WORK TO BE COMPLETED | List, from the lines below, each one with "icon" in it.

SUPPLIED RECORDS |
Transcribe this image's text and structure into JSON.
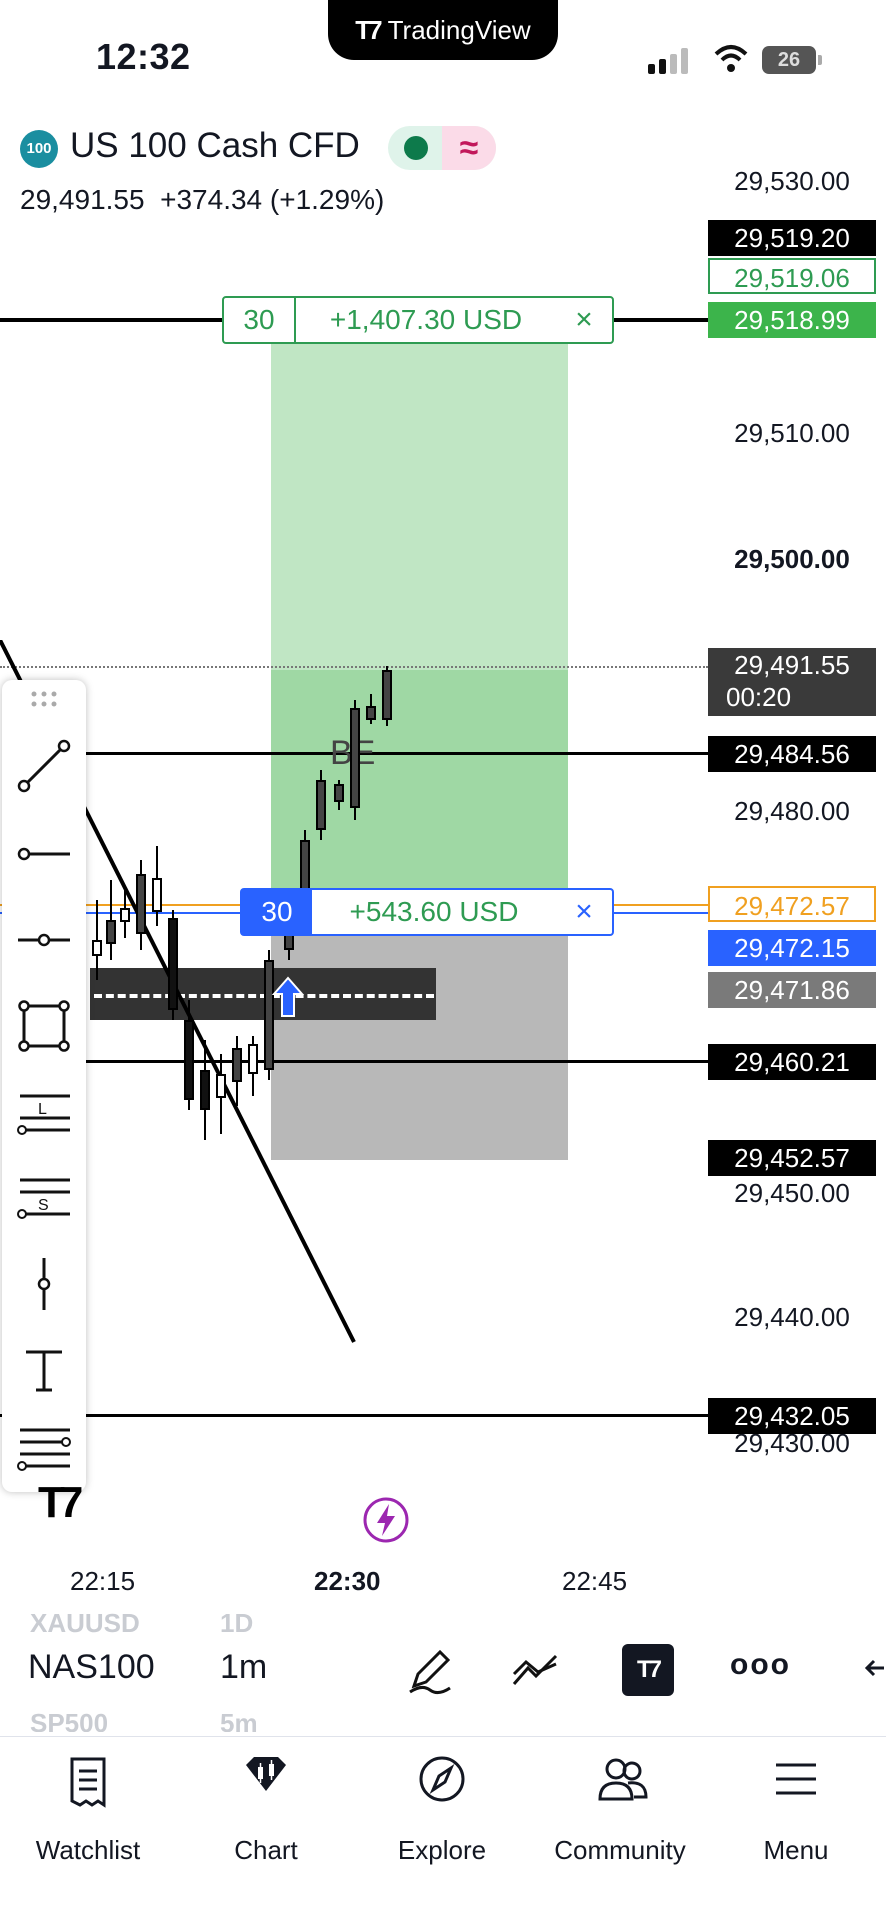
{
  "status_bar": {
    "time": "12:32",
    "app_pill": "TradingView",
    "battery": "26"
  },
  "symbol": {
    "badge": "100",
    "name": "US 100 Cash CFD",
    "price_line": "29,491.55  +374.34 (+1.29%)"
  },
  "price_axis": {
    "ticks": [
      "29,530.00",
      "29,510.00",
      "29,500.00",
      "29,480.00",
      "29,450.00",
      "29,440.00",
      "29,430.00"
    ],
    "labels": {
      "l1": "29,519.20",
      "l2": "29,519.06",
      "l3": "29,518.99",
      "current_price": "29,491.55",
      "countdown": "00:20",
      "be_line": "29,484.56",
      "entry_orange": "29,472.57",
      "entry_blue": "29,472.15",
      "entry_gray": "29,471.86",
      "line_460": "29,460.21",
      "stop": "29,452.57",
      "line_432": "29,432.05"
    }
  },
  "positions": {
    "take_profit": {
      "qty": "30",
      "pl": "+1,407.30 USD",
      "close": "×"
    },
    "open": {
      "qty": "30",
      "pl": "+543.60 USD",
      "close": "×"
    }
  },
  "chart_annotation": "BE",
  "time_axis": [
    "22:15",
    "22:30",
    "22:45"
  ],
  "bottom_bar": {
    "prev_symbol": "XAUUSD",
    "prev_interval": "1D",
    "symbol": "NAS100",
    "interval": "1m",
    "next_symbol": "SP500",
    "next_interval": "5m",
    "more": "ooo"
  },
  "nav": [
    {
      "label": "Watchlist",
      "icon": "watchlist-icon"
    },
    {
      "label": "Chart",
      "icon": "chart-icon"
    },
    {
      "label": "Explore",
      "icon": "explore-icon"
    },
    {
      "label": "Community",
      "icon": "community-icon"
    },
    {
      "label": "Menu",
      "icon": "menu-icon"
    }
  ],
  "colors": {
    "profit": "#2e9b52",
    "loss_zone": "#b5b5b5",
    "blue": "#2962ff",
    "orange": "#f0a020"
  }
}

ANSWER TO THE EXERCISE |
      "icon": "watchlist-icon"
      "icon": "chart-icon"
      "icon": "explore-icon"
      "icon": "community-icon"
      "icon": "menu-icon"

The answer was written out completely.